▶ _The data_:

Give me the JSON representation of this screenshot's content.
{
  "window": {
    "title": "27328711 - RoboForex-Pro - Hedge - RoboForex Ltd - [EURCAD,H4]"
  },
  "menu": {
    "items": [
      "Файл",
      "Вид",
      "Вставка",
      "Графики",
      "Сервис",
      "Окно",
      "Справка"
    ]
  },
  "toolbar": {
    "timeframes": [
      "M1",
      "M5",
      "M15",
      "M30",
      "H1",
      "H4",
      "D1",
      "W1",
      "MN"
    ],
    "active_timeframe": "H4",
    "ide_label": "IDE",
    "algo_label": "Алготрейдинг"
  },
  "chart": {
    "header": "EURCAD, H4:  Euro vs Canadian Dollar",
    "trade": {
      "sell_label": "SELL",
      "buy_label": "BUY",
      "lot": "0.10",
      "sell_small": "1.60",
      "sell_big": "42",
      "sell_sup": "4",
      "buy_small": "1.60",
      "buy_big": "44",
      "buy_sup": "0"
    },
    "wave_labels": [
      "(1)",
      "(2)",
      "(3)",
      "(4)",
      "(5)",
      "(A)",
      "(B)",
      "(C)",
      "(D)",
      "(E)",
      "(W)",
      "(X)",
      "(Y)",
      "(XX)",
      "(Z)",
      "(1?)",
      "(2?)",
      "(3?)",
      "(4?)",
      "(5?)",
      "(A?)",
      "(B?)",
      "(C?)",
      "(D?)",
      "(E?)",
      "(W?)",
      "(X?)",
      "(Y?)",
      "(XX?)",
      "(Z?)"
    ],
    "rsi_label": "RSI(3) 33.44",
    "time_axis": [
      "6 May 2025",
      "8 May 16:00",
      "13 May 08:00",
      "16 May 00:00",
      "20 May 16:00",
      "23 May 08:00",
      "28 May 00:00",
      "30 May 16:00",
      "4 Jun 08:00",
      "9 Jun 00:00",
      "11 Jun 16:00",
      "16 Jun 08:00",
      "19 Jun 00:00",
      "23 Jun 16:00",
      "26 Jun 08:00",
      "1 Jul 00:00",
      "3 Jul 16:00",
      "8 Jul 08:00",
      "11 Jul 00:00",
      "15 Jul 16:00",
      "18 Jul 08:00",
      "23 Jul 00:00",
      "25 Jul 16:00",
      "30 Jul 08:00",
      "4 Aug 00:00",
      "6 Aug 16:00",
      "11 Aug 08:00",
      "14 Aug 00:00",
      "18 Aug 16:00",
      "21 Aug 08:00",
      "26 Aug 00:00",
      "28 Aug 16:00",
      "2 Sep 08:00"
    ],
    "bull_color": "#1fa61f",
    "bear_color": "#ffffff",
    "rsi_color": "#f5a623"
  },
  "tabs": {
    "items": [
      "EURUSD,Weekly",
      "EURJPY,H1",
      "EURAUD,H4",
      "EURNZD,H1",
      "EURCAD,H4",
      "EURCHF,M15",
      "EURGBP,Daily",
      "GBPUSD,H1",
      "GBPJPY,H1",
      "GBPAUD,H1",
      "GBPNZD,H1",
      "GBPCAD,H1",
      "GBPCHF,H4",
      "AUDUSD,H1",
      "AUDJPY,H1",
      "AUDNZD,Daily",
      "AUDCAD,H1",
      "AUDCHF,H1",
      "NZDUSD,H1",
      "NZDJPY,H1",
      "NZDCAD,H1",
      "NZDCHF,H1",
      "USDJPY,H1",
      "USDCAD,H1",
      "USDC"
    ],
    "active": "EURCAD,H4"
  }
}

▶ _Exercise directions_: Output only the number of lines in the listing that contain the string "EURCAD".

▶ _Written solution_: 4